Now that the moratorium on student loans is set to end later this year, millions of borrowers will need to start factoring those payments into their budgets.

This will be especially challenging as the cost of living continues to increase, and many people don't have much cash to spare right now.

If you're already investing in the stock market, you may be wondering whether it's worthwhile to continue working toward that goal or to focus on paying off your student loans. Here's how to decide which goal you're better off pursuing right now.

Person looking at a computer feeling confused.

Image source: Getty Images.

Invest in the stock market or pay off debt?

First and most importantly, ensure you're at least making the minimum payments on your student loans. Skipping payments will not only make it harder to pay off your debt later on, but it can also affect your credit score and overall financial health.

From there, your options are to put any spare cash toward paying down debt or invest.

To decide which option is best right now, determine how the interest rate on your loans compares to the average rate of return you could be earning on your investments.

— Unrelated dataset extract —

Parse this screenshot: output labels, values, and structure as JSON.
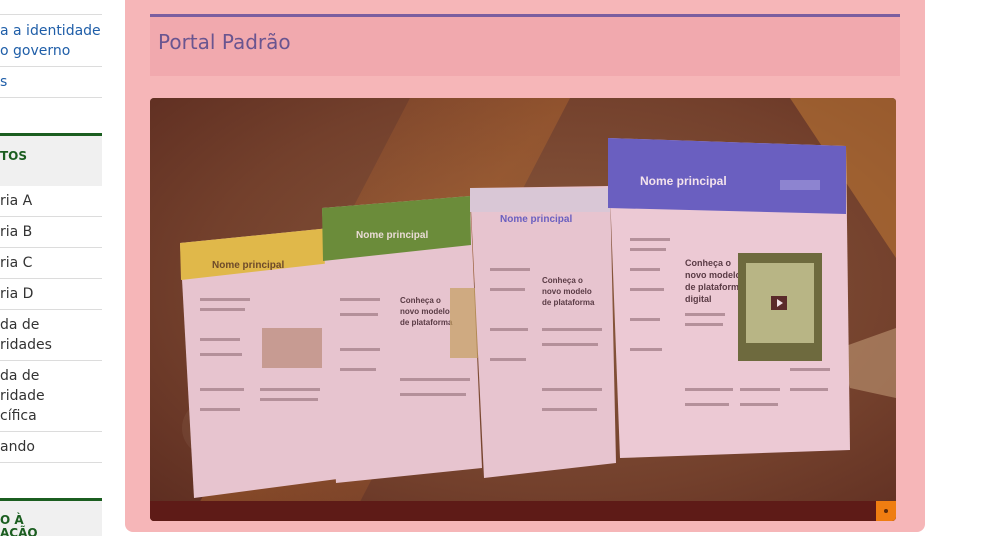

Whichever one is higher is the financial goal you may want to pursue.

For example, say you could hypothetically earn an 8% average annual return on your investments, while your student loans carry a 5% annual interest rate. In this case, you'd earn more investing than you'd save by paying off your debt.

On the other hand, if you have high-interest debt and are paying more in interest than you'd earn by investing, you may be better off focusing on paying down your loans right now.

Investing when the market is volatile

The current market volatility (and potential upcoming recession) could throw a wrench in your plans. Most people have watched their investments plummet over the past year, and it may not seem wise to invest at all right now.

However, it's important to remember that investing is a long-term goal. You may not see substantial returns right now, but the market's long-term potential is more important than the short-term ups and downs.

^SPX Chart

^SPX data by YCharts

In other words, don't let the current turbulence scare you away from investing. The stock market as a whole has historically earned an average rate of return of around 10% per year over decades, despite experiencing extreme volatility in that time. Sticking it out for the long term means this downturn will only be a blip on your radar.

One more caveat to consider

As if two important financial goals aren't enough, there's a third one you may want to think about: building an emergency fund.

An emergency fund is critical during periods of market volatility, because it can help protect your savings in the event of a recession. If you lose your job or face an unexpected expense and have no savings, you may have no choice but to pull money from your investments.

However, stock prices often fall during a recession. If you need to withdraw your money when the market is down, you could end up selling your investments for less than you paid for them and locking in those losses.

If you have no emergency savings at all, this may be the most important goal to focus on first (after making the minimum payments on your loans). Once you have a few months' worth of savings built up, you can decide whether to invest or start paying down your debt.

Times are tough right now for millions of Americans, especially those saddled with student loan debt. But by prioritizing your goals carefully, you can make the most of every dollar.